Key factors

Inevitably, there are key choices and approaches that will have a great influence on whether a scope and vision can be successfully delivered and on how difficult and expensive it will be to develop. They can determine whether a “Rolls Royce” solution or a “minibus” is offered to meet a given need. They can swing the balance between the cost of development and the cost of operation. Choices can add or remove months if not years to the time it takes to deliver. Sometimes there are items that have to be determined in some detail to guarantee delivery is actually feasible.

The scale of things

Key factors can range from “big picture” to “fine detail”. At one end of the spectrum could be a high level architectural concept for the solution that defines what will be off the shelf and what will be written and how is it to be accessed.
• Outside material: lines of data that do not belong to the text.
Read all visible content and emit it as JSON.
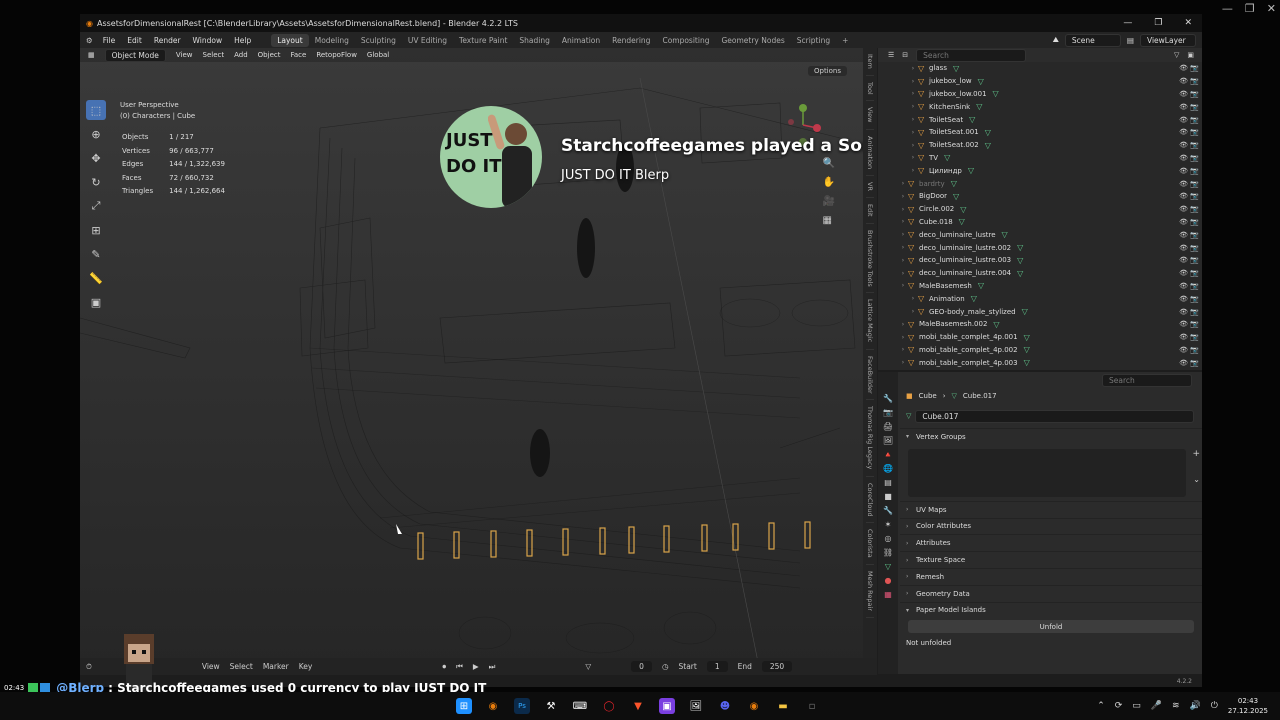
{
  "host": {
    "close": "✕",
    "restore": "❐",
    "minimize": "—"
  },
  "titlebar": {
    "title": "AssetsforDimensionalRest [C:\\BlenderLibrary\\Assets\\AssetsforDimensionalRest.blend] - Blender 4.2.2 LTS",
    "min": "—",
    "max": "❐",
    "close": "✕"
  },
  "menubar": {
    "menus": [
      "File",
      "Edit",
      "Render",
      "Window",
      "Help"
    ],
    "workspaces": [
      "Layout",
      "Modeling",
      "Sculpting",
      "UV Editing",
      "Texture Paint",
      "Shading",
      "Animation",
      "Rendering",
      "Compositing",
      "Geometry Nodes",
      "Scripting"
    ],
    "active_ws": "Layout",
    "scene": "Scene",
    "viewlayer": "ViewLayer"
  },
  "viewport": {
    "mode": "Object Mode",
    "view": "View",
    "select": "Select",
    "add": "Add",
    "object": "Object",
    "face": "Face",
    "retopo": "RetopoFlow",
    "orientation": "Global",
    "perspective": "User Perspective",
    "collection": "(0) Characters | Cube",
    "stats": [
      {
        "label": "Objects",
        "value": "1 / 217"
      },
      {
        "label": "Vertices",
        "value": "96 / 663,777"
      },
      {
        "label": "Edges",
        "value": "144 / 1,322,639"
      },
      {
        "label": "Faces",
        "value": "72 / 660,732"
      },
      {
        "label": "Triangles",
        "value": "144 / 1,262,664"
      }
    ],
    "options": "Options"
  },
  "ntabs": [
    "Item",
    "Tool",
    "View",
    "Animation",
    "VR",
    "Edit",
    "Brushstroke Tools",
    "Lattice Magic",
    "FaceBuilder",
    "Thomas Rig Legacy",
    "CoreCloud",
    "Colorista",
    "Mesh Repair"
  ],
  "timeline": {
    "view": "View",
    "select": "Select",
    "marker": "Marker",
    "key": "Key",
    "frame": "0",
    "start_label": "Start",
    "start": "1",
    "end_label": "End",
    "end": "250"
  },
  "outliner": {
    "search_placeholder": "Search",
    "rows": [
      {
        "name": "glass",
        "indent": 2,
        "dim": false
      },
      {
        "name": "jukebox_low",
        "indent": 2,
        "dim": false
      },
      {
        "name": "jukebox_low.001",
        "indent": 2,
        "dim": false
      },
      {
        "name": "KitchenSink",
        "indent": 2,
        "dim": false
      },
      {
        "name": "ToiletSeat",
        "indent": 2,
        "dim": false
      },
      {
        "name": "ToiletSeat.001",
        "indent": 2,
        "dim": false
      },
      {
        "name": "ToiletSeat.002",
        "indent": 2,
        "dim": false
      },
      {
        "name": "TV",
        "indent": 2,
        "dim": false
      },
      {
        "name": "Цилиндр",
        "indent": 2,
        "dim": false
      },
      {
        "name": "bardrty",
        "indent": 1,
        "dim": true
      },
      {
        "name": "BigDoor",
        "indent": 1,
        "dim": false
      },
      {
        "name": "Circle.002",
        "indent": 1,
        "dim": false
      },
      {
        "name": "Cube.018",
        "indent": 1,
        "dim": false
      },
      {
        "name": "deco_luminaire_lustre",
        "indent": 1,
        "dim": false
      },
      {
        "name": "deco_luminaire_lustre.002",
        "indent": 1,
        "dim": false
      },
      {
        "name": "deco_luminaire_lustre.003",
        "indent": 1,
        "dim": false
      },
      {
        "name": "deco_luminaire_lustre.004",
        "indent": 1,
        "dim": false
      },
      {
        "name": "MaleBasemesh",
        "indent": 1,
        "dim": false
      },
      {
        "name": "Animation",
        "indent": 2,
        "dim": false
      },
      {
        "name": "GEO-body_male_stylized",
        "indent": 2,
        "dim": false
      },
      {
        "name": "MaleBasemesh.002",
        "indent": 1,
        "dim": false
      },
      {
        "name": "mobi_table_complet_4p.001",
        "indent": 1,
        "dim": false
      },
      {
        "name": "mobi_table_complet_4p.002",
        "indent": 1,
        "dim": false
      },
      {
        "name": "mobi_table_complet_4p.003",
        "indent": 1,
        "dim": false
      }
    ]
  },
  "properties": {
    "search_placeholder": "Search",
    "breadcrumb_obj": "Cube",
    "breadcrumb_data": "Cube.017",
    "data_name": "Cube.017",
    "vertex_groups": "Vertex Groups",
    "sections": [
      "UV Maps",
      "Color Attributes",
      "Attributes",
      "Texture Space",
      "Remesh",
      "Geometry Data",
      "Paper Model Islands"
    ],
    "unfold": "Unfold",
    "not_unfolded": "Not unfolded",
    "version": "4.2.2"
  },
  "alert": {
    "avatar_text": "JUST\nDO IT!",
    "title": "Starchcoffeegames played a Sound!",
    "subtitle": "JUST DO IT Blerp"
  },
  "chat": {
    "time": "02:43",
    "user": "@Blerp",
    "message": ": Starchcoffeegames used 0 currency to play JUST DO IT"
  },
  "clock": {
    "time": "02:43",
    "date": "27.12.2025"
  },
  "colors": {
    "accent": "#4772b3",
    "object": "#e8a144",
    "mesh": "#5fc48b",
    "blender_bg": "#303030"
  }
}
In the middle could sit an outline of the key features of the service covering topics such as whether complex and costly data analysis reports are to be provided ‘on demand’ or overnight and what length of outage is permitted for a system update. Further down the scale the choice of a key algorithm may need to be made, trading accuracy for cost of execution. In some cases a detailed specification of how something will work, possibly even prototype code, may be warranted.

Doing the groundwork
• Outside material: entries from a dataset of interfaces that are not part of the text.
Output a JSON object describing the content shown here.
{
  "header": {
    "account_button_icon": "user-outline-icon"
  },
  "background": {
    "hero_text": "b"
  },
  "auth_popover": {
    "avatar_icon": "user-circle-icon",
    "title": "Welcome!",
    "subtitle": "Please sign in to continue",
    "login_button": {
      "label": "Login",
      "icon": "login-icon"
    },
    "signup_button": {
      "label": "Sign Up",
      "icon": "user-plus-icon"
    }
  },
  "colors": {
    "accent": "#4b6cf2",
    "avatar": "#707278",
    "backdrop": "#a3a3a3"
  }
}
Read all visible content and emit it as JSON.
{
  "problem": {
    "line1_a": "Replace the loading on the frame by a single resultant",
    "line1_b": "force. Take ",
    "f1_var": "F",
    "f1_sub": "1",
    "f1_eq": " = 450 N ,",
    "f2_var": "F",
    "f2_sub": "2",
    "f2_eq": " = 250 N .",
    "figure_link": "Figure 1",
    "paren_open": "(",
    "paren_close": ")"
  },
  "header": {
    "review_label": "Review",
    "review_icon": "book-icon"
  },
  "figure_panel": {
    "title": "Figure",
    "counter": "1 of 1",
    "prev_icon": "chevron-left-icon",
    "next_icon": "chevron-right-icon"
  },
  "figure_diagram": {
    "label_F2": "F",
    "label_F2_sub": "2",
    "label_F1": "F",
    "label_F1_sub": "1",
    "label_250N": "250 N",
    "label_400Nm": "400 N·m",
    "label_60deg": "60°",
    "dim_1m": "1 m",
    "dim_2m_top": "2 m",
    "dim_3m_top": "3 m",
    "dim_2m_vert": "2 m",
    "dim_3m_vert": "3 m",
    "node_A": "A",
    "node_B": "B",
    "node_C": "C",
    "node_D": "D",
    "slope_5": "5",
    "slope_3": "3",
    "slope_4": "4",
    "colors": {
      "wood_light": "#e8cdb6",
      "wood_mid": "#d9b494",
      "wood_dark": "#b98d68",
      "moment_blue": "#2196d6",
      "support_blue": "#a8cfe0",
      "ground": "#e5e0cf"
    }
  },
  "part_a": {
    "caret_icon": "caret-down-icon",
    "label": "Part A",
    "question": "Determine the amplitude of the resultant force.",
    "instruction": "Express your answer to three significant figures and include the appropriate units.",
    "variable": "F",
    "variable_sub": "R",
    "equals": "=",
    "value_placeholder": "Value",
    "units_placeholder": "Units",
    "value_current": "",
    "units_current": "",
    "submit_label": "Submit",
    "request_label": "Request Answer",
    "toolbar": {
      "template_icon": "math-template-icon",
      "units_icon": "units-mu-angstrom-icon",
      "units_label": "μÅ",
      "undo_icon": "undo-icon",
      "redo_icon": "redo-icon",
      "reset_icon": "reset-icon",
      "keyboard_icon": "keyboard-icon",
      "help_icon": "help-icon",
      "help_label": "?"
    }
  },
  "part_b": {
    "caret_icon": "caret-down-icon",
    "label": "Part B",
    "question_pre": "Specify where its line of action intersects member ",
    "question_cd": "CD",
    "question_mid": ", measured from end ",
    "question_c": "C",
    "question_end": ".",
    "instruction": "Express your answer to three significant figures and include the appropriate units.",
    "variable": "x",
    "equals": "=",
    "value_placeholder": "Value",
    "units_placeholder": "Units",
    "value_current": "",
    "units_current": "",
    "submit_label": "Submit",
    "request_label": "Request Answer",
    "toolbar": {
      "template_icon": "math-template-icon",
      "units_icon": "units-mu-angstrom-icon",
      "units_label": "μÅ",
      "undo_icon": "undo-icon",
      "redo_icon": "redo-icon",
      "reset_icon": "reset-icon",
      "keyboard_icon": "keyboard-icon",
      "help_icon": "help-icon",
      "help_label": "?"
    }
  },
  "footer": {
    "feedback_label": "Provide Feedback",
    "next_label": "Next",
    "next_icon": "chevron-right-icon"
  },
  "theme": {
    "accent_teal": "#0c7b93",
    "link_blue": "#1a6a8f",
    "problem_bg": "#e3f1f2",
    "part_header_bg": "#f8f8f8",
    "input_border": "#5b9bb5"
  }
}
A conceptual baseline captures the groundwork for the programme. Groundwork that clarifies the key choices made around the nature of the solution. Groundwork that has achieved enough definition and design to show feasibility, to demonstrate an approach to foreseeable risk, to allow formulation of a delivery route-map, to permit budgetary costing and to enable an assessment of the value of what it is planned to deliver.

Relationship to other definition elements

A Scope and Vision defines “What” from the perspective of those who will benefit from the solution. The Conceptual Baselines addresses “How” from the perspective of those who will conceive, build, deliver, deploy and operate the solution. The two are related, the concept needs to offer the possibility of delivering a solution that complies with the Scope and Vision and also meets the Quality Criteria.


There can be no hard and fast rules governing what it is important to cover off in a concept. Every situation is different. This section lists some of the topics that it could be appropriate to include. Could does not mean should, only items that will have a material impact should be included.

  • The big picture manual and technical architecture
  • A narrative description of the way challenging demands will be executed
  • A description of how workload will be migrated across to the new system without disrupting in-flight activities
  • The process for updating the system
  • How the system will be reconciled.